1. There's always a question, from a traditional martial arts side, at what point one is too "flamboyant" (O-gesa or kiza) in Japanese. Purpleheart, for example - never seen it in Japan, but it's become acceptable, even in very traditional dojo in the States, at least. Multi-colored weapons, unless it is natural (heartwood and sapwood, for example), would be a little much for me.
2. The other question, however, is more interesting. "Self-visual" learning is mostly contraindicated in learning weapons. Same thing goes for using mirrors. Think of it this way. Mirror neurons are the hottest subject in neurology these days - the discovery of a whole battery of myriads of neurons that only fire when observing someone else doing something. In other words, from infancy, we truly do learn from observation. A baby observes her father drinking with a cup and the mirror-neurons are firing inside her in response, templating, if you will, what it <will> feel like to drink. When she starts trying to drink, she is not observing herself, as much as she is doing two things: she is trying to make the rest of her nervous system conform to what she's already "done" in the mirror-neuron realm. She's trying to associate a sensation with success - she needs to feel success, not observe success.
3. Therefore, the visual learner should be focusing on his or her teacher's movements, as they are the ideal (and hopefully, it's a worthwhile ideal). He or she then associates a certain "felt-sense" when most closely moving as the teacher does - and this becomes recognizable in the dark, or in the heat of two-person forms - and theoretically in combat.
4. Students who "watch" themselves have always been, in my experience, the hardest to teach. One says, "lower your hips," and they look down. "Make a transition with your hands like this," and they look at their hands. They essentially, incessantly, teach themselves how to move more like themselves. Back to mirrors: I therefore do not want my students training looking in a mirror. Or if they do it, for brief periods of time, to check if their form conforms to the image in their mind's eye, of their teacher (actually, one thing I sometimes do is stand in front of a mirror or window beside my student, and do the movement with them, so they can seem themselves AND me. But this is a rare teaching device).
5. So as for me, if a student came in the dojo with one of the admittedly quite handsome two-toned jo, I'd tell them to put it away, one for my perhaps old-fashioned aesthetics, but more important, because the intent, voiced here ("self-visual learner") is antithetical to proper learning.

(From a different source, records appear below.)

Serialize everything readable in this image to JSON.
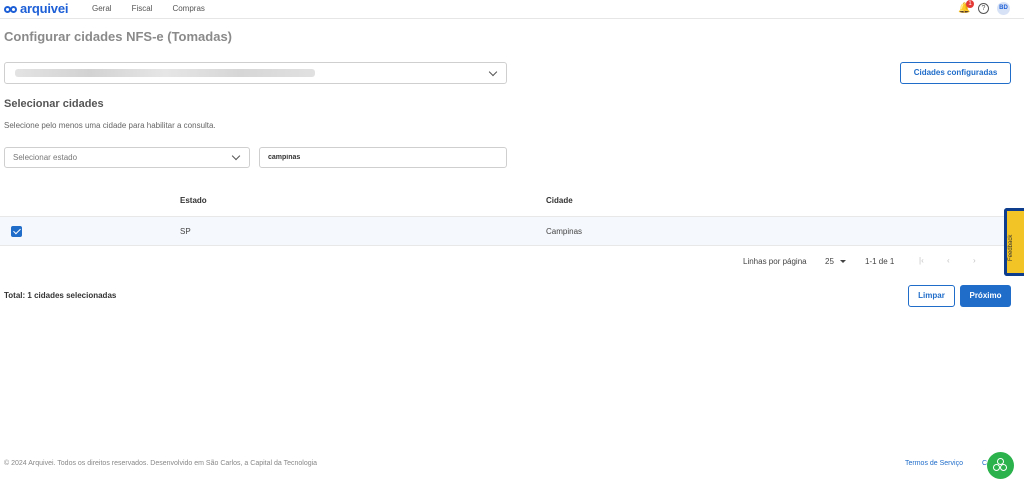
{
  "header": {
    "logo_text": "arquivei",
    "nav": [
      "Geral",
      "Fiscal",
      "Compras"
    ],
    "notification_count": "1",
    "help_symbol": "?",
    "avatar_initials": "BD"
  },
  "page": {
    "title": "Configurar cidades NFS-e (Tomadas)",
    "cities_configured_button": "Cidades configuradas"
  },
  "selection": {
    "title": "Selecionar cidades",
    "description": "Selecione pelo menos uma cidade para habilitar a consulta.",
    "state_placeholder": "Selecionar estado",
    "city_search_value": "campinas"
  },
  "table": {
    "headers": {
      "state": "Estado",
      "city": "Cidade"
    },
    "rows": [
      {
        "checked": true,
        "state": "SP",
        "city": "Campinas"
      }
    ]
  },
  "pagination": {
    "rows_per_page_label": "Linhas por página",
    "rows_per_page": "25",
    "range": "1-1 de 1"
  },
  "summary": {
    "total": "Total: 1 cidades selecionadas",
    "clear_button": "Limpar",
    "next_button": "Próximo"
  },
  "feedback_tab": "Feedback",
  "footer": {
    "copyright": "© 2024 Arquivei. Todos os direitos reservados. Desenvolvido em São Carlos, a Capital da Tecnologia",
    "terms": "Termos de Serviço",
    "partial_link": "C"
  },
  "colors": {
    "primary": "#1f6cc9",
    "brand": "#1d5fd6",
    "feedback_bg": "#f2c425",
    "chat_fab": "#2bb24c"
  }
}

P.S. Course, you are not my student, so do what you - and your teacher wants